Task goal
Verbatim copy without images: repeat the records in full.
[Study material Boundary: Start]
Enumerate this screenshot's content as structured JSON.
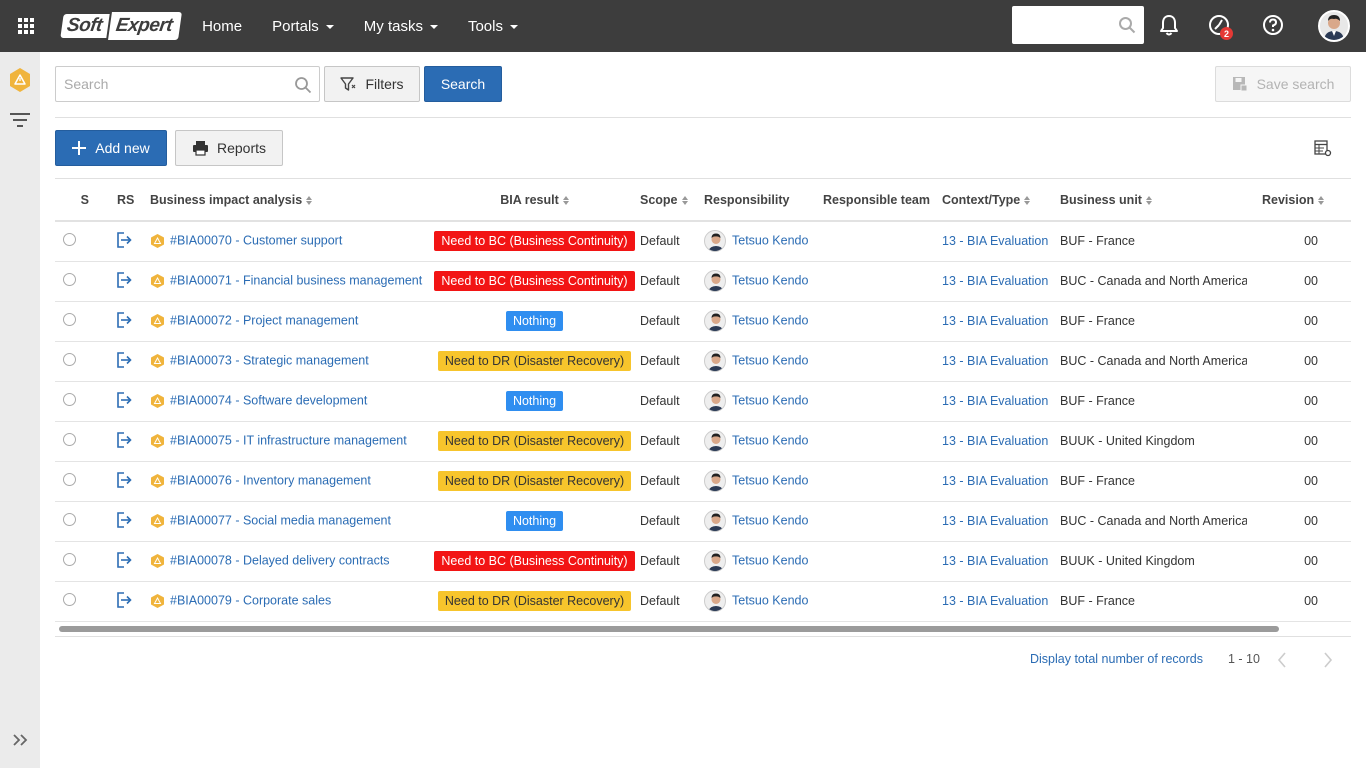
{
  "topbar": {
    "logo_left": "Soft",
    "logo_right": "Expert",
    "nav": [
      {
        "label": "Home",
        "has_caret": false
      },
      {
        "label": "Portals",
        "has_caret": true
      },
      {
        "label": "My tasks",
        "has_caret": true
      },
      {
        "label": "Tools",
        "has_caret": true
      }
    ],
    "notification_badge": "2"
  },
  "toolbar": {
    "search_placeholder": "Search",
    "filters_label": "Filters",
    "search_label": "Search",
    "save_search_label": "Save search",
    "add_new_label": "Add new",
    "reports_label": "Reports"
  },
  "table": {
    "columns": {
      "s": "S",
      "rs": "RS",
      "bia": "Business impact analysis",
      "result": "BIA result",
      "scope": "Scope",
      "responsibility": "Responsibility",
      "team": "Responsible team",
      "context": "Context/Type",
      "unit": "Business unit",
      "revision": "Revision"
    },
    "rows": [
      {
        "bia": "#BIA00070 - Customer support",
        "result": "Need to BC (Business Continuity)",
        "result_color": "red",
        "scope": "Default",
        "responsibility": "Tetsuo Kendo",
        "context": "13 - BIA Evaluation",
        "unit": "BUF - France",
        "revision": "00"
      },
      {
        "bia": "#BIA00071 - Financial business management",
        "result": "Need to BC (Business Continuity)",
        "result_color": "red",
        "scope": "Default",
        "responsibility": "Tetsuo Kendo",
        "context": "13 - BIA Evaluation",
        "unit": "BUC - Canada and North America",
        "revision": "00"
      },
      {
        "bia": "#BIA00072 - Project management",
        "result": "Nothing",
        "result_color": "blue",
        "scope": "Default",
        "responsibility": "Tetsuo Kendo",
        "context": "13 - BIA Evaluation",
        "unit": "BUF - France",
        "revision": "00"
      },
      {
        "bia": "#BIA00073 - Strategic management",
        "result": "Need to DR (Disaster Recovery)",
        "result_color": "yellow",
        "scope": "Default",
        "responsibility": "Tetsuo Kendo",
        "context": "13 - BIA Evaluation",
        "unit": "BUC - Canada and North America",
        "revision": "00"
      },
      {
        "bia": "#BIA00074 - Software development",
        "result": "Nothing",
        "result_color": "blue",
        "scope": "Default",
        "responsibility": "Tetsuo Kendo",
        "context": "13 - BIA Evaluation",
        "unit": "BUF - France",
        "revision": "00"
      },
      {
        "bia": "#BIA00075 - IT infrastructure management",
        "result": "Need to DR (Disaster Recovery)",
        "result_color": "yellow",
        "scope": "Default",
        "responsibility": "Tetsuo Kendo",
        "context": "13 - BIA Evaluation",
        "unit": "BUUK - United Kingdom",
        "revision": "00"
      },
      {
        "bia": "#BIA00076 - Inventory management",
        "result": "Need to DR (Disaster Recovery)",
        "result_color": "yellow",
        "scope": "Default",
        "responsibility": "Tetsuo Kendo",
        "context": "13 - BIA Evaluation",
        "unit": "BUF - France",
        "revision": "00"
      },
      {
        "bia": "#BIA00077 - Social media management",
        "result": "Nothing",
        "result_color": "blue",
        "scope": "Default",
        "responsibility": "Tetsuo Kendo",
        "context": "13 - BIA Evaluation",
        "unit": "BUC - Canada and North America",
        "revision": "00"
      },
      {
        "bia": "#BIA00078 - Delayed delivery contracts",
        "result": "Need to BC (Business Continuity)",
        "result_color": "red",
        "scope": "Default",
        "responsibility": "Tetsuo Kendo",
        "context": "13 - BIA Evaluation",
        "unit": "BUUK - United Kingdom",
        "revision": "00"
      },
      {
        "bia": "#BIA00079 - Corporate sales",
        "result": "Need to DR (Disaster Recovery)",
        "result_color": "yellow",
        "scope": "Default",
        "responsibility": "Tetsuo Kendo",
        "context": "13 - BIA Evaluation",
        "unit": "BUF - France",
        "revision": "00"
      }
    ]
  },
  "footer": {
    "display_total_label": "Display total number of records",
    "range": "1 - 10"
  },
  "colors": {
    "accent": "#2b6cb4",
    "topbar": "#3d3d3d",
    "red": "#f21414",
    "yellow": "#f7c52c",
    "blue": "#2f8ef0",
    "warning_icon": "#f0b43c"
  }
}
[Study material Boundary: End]
Output
Enumerate this screenshot's content as structured JSON.
{
  "topbar": {
    "logo_left": "Soft",
    "logo_right": "Expert",
    "nav": [
      {
        "label": "Home",
        "has_caret": false
      },
      {
        "label": "Portals",
        "has_caret": true
      },
      {
        "label": "My tasks",
        "has_caret": true
      },
      {
        "label": "Tools",
        "has_caret": true
      }
    ],
    "notification_badge": "2"
  },
  "toolbar": {
    "search_placeholder": "Search",
    "filters_label": "Filters",
    "search_label": "Search",
    "save_search_label": "Save search",
    "add_new_label": "Add new",
    "reports_label": "Reports"
  },
  "table": {
    "columns": {
      "s": "S",
      "rs": "RS",
      "bia": "Business impact analysis",
      "result": "BIA result",
      "scope": "Scope",
      "responsibility": "Responsibility",
      "team": "Responsible team",
      "context": "Context/Type",
      "unit": "Business unit",
      "revision": "Revision"
    },
    "rows": [
      {
        "bia": "#BIA00070 - Customer support",
        "result": "Need to BC (Business Continuity)",
        "result_color": "red",
        "scope": "Default",
        "responsibility": "Tetsuo Kendo",
        "context": "13 - BIA Evaluation",
        "unit": "BUF - France",
        "revision": "00"
      },
      {
        "bia": "#BIA00071 - Financial business management",
        "result": "Need to BC (Business Continuity)",
        "result_color": "red",
        "scope": "Default",
        "responsibility": "Tetsuo Kendo",
        "context": "13 - BIA Evaluation",
        "unit": "BUC - Canada and North America",
        "revision": "00"
      },
      {
        "bia": "#BIA00072 - Project management",
        "result": "Nothing",
        "result_color": "blue",
        "scope": "Default",
        "responsibility": "Tetsuo Kendo",
        "context": "13 - BIA Evaluation",
        "unit": "BUF - France",
        "revision": "00"
      },
      {
        "bia": "#BIA00073 - Strategic management",
        "result": "Need to DR (Disaster Recovery)",
        "result_color": "yellow",
        "scope": "Default",
        "responsibility": "Tetsuo Kendo",
        "context": "13 - BIA Evaluation",
        "unit": "BUC - Canada and North America",
        "revision": "00"
      },
      {
        "bia": "#BIA00074 - Software development",
        "result": "Nothing",
        "result_color": "blue",
        "scope": "Default",
        "responsibility": "Tetsuo Kendo",
        "context": "13 - BIA Evaluation",
        "unit": "BUF - France",
        "revision": "00"
      },
      {
        "bia": "#BIA00075 - IT infrastructure management",
        "result": "Need to DR (Disaster Recovery)",
        "result_color": "yellow",
        "scope": "Default",
        "responsibility": "Tetsuo Kendo",
        "context": "13 - BIA Evaluation",
        "unit": "BUUK - United Kingdom",
        "revision": "00"
      },
      {
        "bia": "#BIA00076 - Inventory management",
        "result": "Need to DR (Disaster Recovery)",
        "result_color": "yellow",
        "scope": "Default",
        "responsibility": "Tetsuo Kendo",
        "context": "13 - BIA Evaluation",
        "unit": "BUF - France",
        "revision": "00"
      },
      {
        "bia": "#BIA00077 - Social media management",
        "result": "Nothing",
        "result_color": "blue",
        "scope": "Default",
        "responsibility": "Tetsuo Kendo",
        "context": "13 - BIA Evaluation",
        "unit": "BUC - Canada and North America",
        "revision": "00"
      },
      {
        "bia": "#BIA00078 - Delayed delivery contracts",
        "result": "Need to BC (Business Continuity)",
        "result_color": "red",
        "scope": "Default",
        "responsibility": "Tetsuo Kendo",
        "context": "13 - BIA Evaluation",
        "unit": "BUUK - United Kingdom",
        "revision": "00"
      },
      {
        "bia": "#BIA00079 - Corporate sales",
        "result": "Need to DR (Disaster Recovery)",
        "result_color": "yellow",
        "scope": "Default",
        "responsibility": "Tetsuo Kendo",
        "context": "13 - BIA Evaluation",
        "unit": "BUF - France",
        "revision": "00"
      }
    ]
  },
  "footer": {
    "display_total_label": "Display total number of records",
    "range": "1 - 10"
  },
  "colors": {
    "accent": "#2b6cb4",
    "topbar": "#3d3d3d",
    "red": "#f21414",
    "yellow": "#f7c52c",
    "blue": "#2f8ef0",
    "warning_icon": "#f0b43c"
  }
}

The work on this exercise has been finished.